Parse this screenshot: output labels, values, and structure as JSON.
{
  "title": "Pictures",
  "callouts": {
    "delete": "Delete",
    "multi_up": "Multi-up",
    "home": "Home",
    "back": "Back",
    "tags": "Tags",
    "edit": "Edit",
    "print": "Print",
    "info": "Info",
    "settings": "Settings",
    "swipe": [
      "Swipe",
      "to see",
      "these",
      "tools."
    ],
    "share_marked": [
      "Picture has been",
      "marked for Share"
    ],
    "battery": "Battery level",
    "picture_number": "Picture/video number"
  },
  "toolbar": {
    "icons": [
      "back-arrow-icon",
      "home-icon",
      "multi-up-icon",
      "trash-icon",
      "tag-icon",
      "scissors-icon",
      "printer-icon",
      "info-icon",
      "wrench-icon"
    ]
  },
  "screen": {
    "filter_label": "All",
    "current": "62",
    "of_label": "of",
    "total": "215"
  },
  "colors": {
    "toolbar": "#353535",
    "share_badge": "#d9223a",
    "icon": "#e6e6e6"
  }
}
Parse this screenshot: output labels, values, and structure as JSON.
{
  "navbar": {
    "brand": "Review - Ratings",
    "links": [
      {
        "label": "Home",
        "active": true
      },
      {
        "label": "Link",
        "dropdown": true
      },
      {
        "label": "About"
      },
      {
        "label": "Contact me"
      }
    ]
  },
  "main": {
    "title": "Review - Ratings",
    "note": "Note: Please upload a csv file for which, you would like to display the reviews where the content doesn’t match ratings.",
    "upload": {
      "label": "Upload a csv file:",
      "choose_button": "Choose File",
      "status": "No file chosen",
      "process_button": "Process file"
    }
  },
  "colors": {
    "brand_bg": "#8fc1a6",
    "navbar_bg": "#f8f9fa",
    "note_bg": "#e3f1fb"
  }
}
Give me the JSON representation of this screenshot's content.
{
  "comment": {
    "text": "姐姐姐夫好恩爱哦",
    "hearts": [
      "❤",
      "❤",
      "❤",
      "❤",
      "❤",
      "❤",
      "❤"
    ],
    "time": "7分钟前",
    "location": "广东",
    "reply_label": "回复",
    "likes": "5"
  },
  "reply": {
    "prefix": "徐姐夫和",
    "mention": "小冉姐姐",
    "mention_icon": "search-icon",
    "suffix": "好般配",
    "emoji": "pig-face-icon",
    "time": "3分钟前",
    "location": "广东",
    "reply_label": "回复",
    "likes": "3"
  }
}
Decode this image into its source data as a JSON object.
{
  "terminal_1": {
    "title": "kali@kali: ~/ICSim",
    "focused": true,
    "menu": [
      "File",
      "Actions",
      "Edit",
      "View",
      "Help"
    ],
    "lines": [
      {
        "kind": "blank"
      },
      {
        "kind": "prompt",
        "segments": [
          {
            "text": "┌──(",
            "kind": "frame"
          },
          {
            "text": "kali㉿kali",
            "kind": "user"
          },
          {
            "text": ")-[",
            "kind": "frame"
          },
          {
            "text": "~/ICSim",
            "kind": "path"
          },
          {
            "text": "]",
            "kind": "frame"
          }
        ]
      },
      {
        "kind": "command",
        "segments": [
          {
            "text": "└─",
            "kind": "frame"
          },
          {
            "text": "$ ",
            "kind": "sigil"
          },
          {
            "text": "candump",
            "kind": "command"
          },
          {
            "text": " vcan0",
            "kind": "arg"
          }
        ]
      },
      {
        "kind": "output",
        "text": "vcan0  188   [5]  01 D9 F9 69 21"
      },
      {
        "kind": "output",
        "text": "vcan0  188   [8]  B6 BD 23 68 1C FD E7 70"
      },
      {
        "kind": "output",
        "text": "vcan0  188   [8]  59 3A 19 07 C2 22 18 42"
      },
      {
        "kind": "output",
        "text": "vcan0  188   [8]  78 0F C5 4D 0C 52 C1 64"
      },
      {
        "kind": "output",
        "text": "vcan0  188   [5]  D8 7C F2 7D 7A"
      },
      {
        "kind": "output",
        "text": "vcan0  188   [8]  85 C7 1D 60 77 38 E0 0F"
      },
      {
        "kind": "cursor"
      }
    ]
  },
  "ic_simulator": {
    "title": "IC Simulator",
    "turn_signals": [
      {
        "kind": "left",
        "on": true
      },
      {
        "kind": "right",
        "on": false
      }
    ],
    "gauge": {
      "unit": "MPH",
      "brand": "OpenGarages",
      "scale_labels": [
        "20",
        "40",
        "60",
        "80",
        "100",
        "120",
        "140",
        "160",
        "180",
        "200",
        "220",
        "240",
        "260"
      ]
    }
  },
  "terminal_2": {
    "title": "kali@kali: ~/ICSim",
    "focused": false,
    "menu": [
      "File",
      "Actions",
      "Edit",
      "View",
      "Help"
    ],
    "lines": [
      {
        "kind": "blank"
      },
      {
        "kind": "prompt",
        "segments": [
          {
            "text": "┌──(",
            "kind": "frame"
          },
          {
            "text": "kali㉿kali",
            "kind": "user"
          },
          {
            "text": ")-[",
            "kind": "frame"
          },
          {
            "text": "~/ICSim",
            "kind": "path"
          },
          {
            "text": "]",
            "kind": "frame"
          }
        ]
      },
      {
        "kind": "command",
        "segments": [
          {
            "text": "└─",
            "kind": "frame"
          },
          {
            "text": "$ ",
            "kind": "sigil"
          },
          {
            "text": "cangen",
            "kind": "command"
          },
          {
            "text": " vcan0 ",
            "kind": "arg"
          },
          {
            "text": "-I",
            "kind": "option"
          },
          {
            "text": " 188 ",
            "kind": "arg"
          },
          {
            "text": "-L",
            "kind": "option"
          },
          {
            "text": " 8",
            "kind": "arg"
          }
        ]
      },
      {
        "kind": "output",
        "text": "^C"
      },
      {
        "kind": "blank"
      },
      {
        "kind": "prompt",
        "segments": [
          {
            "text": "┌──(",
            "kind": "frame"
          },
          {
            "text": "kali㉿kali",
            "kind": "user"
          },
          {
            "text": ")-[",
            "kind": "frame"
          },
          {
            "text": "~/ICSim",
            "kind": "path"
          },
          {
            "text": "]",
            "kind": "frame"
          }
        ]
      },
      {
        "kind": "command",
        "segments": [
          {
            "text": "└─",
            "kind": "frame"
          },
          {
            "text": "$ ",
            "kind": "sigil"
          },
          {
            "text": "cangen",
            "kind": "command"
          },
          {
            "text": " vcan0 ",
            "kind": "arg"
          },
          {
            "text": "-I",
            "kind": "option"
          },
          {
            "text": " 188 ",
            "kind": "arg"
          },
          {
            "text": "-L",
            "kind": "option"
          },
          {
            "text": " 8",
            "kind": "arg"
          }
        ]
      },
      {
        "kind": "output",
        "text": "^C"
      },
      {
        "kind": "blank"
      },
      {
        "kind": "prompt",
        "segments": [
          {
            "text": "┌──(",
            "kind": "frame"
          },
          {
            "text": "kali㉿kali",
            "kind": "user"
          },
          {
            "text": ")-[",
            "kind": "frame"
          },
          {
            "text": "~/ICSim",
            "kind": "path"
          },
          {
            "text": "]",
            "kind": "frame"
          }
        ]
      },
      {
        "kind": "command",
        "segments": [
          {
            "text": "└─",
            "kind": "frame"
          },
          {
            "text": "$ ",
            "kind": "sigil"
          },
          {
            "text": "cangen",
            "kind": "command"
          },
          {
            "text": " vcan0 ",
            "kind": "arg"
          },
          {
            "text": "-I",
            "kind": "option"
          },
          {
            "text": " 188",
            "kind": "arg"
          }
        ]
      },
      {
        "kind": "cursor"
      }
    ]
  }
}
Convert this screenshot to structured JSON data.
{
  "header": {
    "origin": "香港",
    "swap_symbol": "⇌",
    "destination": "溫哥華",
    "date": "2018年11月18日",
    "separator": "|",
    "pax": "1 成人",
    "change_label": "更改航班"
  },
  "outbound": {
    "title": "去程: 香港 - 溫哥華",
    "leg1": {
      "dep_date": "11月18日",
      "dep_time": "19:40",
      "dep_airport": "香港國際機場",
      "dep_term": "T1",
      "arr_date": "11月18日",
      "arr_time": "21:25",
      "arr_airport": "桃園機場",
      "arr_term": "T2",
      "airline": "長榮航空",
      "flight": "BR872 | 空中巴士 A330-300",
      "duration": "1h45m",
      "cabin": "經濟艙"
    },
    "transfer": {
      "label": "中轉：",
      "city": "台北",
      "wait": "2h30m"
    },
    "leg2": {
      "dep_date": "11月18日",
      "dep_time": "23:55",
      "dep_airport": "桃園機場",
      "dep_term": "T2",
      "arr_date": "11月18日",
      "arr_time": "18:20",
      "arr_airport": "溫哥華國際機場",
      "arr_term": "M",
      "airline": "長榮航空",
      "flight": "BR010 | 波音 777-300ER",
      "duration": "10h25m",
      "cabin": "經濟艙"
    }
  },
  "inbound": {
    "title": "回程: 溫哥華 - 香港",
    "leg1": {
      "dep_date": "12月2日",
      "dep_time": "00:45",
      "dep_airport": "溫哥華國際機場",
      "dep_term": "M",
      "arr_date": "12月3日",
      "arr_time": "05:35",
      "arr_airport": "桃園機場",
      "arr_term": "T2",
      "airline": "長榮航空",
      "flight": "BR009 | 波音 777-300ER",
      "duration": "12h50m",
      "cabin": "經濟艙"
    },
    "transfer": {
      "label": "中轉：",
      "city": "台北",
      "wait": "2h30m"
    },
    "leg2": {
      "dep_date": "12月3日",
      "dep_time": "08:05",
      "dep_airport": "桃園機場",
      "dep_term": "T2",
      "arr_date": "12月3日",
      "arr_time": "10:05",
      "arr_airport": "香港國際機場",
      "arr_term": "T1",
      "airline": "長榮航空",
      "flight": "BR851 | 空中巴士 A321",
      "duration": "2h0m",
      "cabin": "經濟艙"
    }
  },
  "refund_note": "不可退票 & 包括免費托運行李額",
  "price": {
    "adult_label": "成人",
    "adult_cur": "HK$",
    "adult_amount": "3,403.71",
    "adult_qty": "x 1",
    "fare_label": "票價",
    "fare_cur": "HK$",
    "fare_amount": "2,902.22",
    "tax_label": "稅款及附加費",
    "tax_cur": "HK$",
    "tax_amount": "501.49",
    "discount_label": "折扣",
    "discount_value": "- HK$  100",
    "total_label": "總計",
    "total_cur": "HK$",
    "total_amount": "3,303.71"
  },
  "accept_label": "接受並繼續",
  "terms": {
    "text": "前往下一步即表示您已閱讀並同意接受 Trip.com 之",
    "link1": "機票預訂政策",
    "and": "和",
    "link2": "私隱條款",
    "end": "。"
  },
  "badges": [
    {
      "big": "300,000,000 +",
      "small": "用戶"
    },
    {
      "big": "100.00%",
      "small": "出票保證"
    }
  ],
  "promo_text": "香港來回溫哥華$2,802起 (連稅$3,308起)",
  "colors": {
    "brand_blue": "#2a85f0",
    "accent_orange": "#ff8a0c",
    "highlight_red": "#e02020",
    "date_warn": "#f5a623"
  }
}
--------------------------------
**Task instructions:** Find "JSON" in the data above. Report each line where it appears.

**Answer space:**
Parse this screenshot: output labels, values, and structure as JSON.
Parse this screenshot: output labels, values, and structure as JSON.
Give me the JSON representation of this screenshot's content.
Decode this image into its source data as a JSON object.
Convert this screenshot to structured JSON data.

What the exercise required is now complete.